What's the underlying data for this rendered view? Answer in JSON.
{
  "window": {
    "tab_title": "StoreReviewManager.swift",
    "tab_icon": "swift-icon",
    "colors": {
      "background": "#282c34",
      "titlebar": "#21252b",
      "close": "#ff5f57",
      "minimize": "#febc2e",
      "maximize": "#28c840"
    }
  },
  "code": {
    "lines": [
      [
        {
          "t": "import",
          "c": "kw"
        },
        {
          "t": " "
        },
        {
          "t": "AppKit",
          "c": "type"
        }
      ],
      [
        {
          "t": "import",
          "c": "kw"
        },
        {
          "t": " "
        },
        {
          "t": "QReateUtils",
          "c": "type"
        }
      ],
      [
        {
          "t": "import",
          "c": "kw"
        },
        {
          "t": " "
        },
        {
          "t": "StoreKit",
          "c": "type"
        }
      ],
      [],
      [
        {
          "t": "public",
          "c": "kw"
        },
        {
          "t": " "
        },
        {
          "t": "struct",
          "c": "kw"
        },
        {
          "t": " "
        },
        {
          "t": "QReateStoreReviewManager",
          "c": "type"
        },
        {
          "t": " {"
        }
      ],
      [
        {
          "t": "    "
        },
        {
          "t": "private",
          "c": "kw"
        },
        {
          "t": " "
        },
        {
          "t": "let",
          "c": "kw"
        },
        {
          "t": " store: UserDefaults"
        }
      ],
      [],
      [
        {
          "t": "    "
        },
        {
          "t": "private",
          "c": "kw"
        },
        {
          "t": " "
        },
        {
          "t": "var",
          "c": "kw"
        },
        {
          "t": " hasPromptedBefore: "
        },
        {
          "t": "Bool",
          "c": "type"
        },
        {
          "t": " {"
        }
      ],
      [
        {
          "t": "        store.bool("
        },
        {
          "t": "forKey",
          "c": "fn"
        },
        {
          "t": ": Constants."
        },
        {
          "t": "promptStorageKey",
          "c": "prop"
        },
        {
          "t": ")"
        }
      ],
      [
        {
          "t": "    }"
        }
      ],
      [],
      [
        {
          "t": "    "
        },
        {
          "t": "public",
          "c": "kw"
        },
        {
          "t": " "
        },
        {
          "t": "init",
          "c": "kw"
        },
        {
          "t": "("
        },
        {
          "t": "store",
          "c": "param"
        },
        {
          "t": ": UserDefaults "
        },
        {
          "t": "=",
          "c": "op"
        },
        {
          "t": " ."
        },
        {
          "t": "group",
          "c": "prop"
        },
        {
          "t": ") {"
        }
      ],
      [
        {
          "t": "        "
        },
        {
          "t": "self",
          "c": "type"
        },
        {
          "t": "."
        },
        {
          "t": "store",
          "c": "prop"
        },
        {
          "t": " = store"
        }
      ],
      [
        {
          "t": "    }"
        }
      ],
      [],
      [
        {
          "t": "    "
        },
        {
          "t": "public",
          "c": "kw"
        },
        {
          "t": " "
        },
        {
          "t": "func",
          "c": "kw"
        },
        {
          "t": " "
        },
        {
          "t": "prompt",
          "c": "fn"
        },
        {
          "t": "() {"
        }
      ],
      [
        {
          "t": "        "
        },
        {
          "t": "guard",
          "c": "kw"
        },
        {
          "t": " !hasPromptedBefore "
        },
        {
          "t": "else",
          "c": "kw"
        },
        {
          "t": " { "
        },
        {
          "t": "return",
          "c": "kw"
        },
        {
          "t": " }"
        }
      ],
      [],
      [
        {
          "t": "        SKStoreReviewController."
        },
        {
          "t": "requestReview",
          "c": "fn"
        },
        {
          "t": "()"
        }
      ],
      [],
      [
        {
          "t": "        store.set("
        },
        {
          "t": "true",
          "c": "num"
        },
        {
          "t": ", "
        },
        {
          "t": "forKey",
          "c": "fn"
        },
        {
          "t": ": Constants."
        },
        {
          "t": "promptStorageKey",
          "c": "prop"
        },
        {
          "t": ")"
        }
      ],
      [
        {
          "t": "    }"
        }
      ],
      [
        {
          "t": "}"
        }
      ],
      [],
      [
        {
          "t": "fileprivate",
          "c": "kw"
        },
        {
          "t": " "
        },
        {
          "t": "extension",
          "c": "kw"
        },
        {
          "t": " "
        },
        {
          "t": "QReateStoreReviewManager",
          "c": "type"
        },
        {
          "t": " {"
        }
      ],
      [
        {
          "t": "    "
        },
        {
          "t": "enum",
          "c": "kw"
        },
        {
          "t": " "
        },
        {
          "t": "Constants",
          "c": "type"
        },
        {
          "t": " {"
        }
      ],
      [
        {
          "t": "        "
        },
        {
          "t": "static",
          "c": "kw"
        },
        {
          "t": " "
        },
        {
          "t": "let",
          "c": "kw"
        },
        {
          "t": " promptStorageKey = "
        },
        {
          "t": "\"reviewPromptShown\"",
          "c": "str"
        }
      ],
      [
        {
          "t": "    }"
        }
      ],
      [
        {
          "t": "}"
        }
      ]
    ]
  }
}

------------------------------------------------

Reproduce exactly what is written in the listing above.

### ANSWER TO THIS TASK:
What's the underlying data for this rendered view? Answer in JSON.
{
  "window": {
    "tab_title": "StoreReviewManager.swift",
    "tab_icon": "swift-icon",
    "colors": {
      "background": "#282c34",
      "titlebar": "#21252b",
      "close": "#ff5f57",
      "minimize": "#febc2e",
      "maximize": "#28c840"
    }
  },
  "code": {
    "lines": [
      [
        {
          "t": "import",
          "c": "kw"
        },
        {
          "t": " "
        },
        {
          "t": "AppKit",
          "c": "type"
        }
      ],
      [
        {
          "t": "import",
          "c": "kw"
        },
        {
          "t": " "
        },
        {
          "t": "QReateUtils",
          "c": "type"
        }
      ],
      [
        {
          "t": "import",
          "c": "kw"
        },
        {
          "t": " "
        },
        {
          "t": "StoreKit",
          "c": "type"
        }
      ],
      [],
      [
        {
          "t": "public",
          "c": "kw"
        },
        {
          "t": " "
        },
        {
          "t": "struct",
          "c": "kw"
        },
        {
          "t": " "
        },
        {
          "t": "QReateStoreReviewManager",
          "c": "type"
        },
        {
          "t": " {"
        }
      ],
      [
        {
          "t": "    "
        },
        {
          "t": "private",
          "c": "kw"
        },
        {
          "t": " "
        },
        {
          "t": "let",
          "c": "kw"
        },
        {
          "t": " store: UserDefaults"
        }
      ],
      [],
      [
        {
          "t": "    "
        },
        {
          "t": "private",
          "c": "kw"
        },
        {
          "t": " "
        },
        {
          "t": "var",
          "c": "kw"
        },
        {
          "t": " hasPromptedBefore: "
        },
        {
          "t": "Bool",
          "c": "type"
        },
        {
          "t": " {"
        }
      ],
      [
        {
          "t": "        store.bool("
        },
        {
          "t": "forKey",
          "c": "fn"
        },
        {
          "t": ": Constants."
        },
        {
          "t": "promptStorageKey",
          "c": "prop"
        },
        {
          "t": ")"
        }
      ],
      [
        {
          "t": "    }"
        }
      ],
      [],
      [
        {
          "t": "    "
        },
        {
          "t": "public",
          "c": "kw"
        },
        {
          "t": " "
        },
        {
          "t": "init",
          "c": "kw"
        },
        {
          "t": "("
        },
        {
          "t": "store",
          "c": "param"
        },
        {
          "t": ": UserDefaults "
        },
        {
          "t": "=",
          "c": "op"
        },
        {
          "t": " ."
        },
        {
          "t": "group",
          "c": "prop"
        },
        {
          "t": ") {"
        }
      ],
      [
        {
          "t": "        "
        },
        {
          "t": "self",
          "c": "type"
        },
        {
          "t": "."
        },
        {
          "t": "store",
          "c": "prop"
        },
        {
          "t": " = store"
        }
      ],
      [
        {
          "t": "    }"
        }
      ],
      [],
      [
        {
          "t": "    "
        },
        {
          "t": "public",
          "c": "kw"
        },
        {
          "t": " "
        },
        {
          "t": "func",
          "c": "kw"
        },
        {
          "t": " "
        },
        {
          "t": "prompt",
          "c": "fn"
        },
        {
          "t": "() {"
        }
      ],
      [
        {
          "t": "        "
        },
        {
          "t": "guard",
          "c": "kw"
        },
        {
          "t": " !hasPromptedBefore "
        },
        {
          "t": "else",
          "c": "kw"
        },
        {
          "t": " { "
        },
        {
          "t": "return",
          "c": "kw"
        },
        {
          "t": " }"
        }
      ],
      [],
      [
        {
          "t": "        SKStoreReviewController."
        },
        {
          "t": "requestReview",
          "c": "fn"
        },
        {
          "t": "()"
        }
      ],
      [],
      [
        {
          "t": "        store.set("
        },
        {
          "t": "true",
          "c": "num"
        },
        {
          "t": ", "
        },
        {
          "t": "forKey",
          "c": "fn"
        },
        {
          "t": ": Constants."
        },
        {
          "t": "promptStorageKey",
          "c": "prop"
        },
        {
          "t": ")"
        }
      ],
      [
        {
          "t": "    }"
        }
      ],
      [
        {
          "t": "}"
        }
      ],
      [],
      [
        {
          "t": "fileprivate",
          "c": "kw"
        },
        {
          "t": " "
        },
        {
          "t": "extension",
          "c": "kw"
        },
        {
          "t": " "
        },
        {
          "t": "QReateStoreReviewManager",
          "c": "type"
        },
        {
          "t": " {"
        }
      ],
      [
        {
          "t": "    "
        },
        {
          "t": "enum",
          "c": "kw"
        },
        {
          "t": " "
        },
        {
          "t": "Constants",
          "c": "type"
        },
        {
          "t": " {"
        }
      ],
      [
        {
          "t": "        "
        },
        {
          "t": "static",
          "c": "kw"
        },
        {
          "t": " "
        },
        {
          "t": "let",
          "c": "kw"
        },
        {
          "t": " promptStorageKey = "
        },
        {
          "t": "\"reviewPromptShown\"",
          "c": "str"
        }
      ],
      [
        {
          "t": "    }"
        }
      ],
      [
        {
          "t": "}"
        }
      ]
    ]
  }
}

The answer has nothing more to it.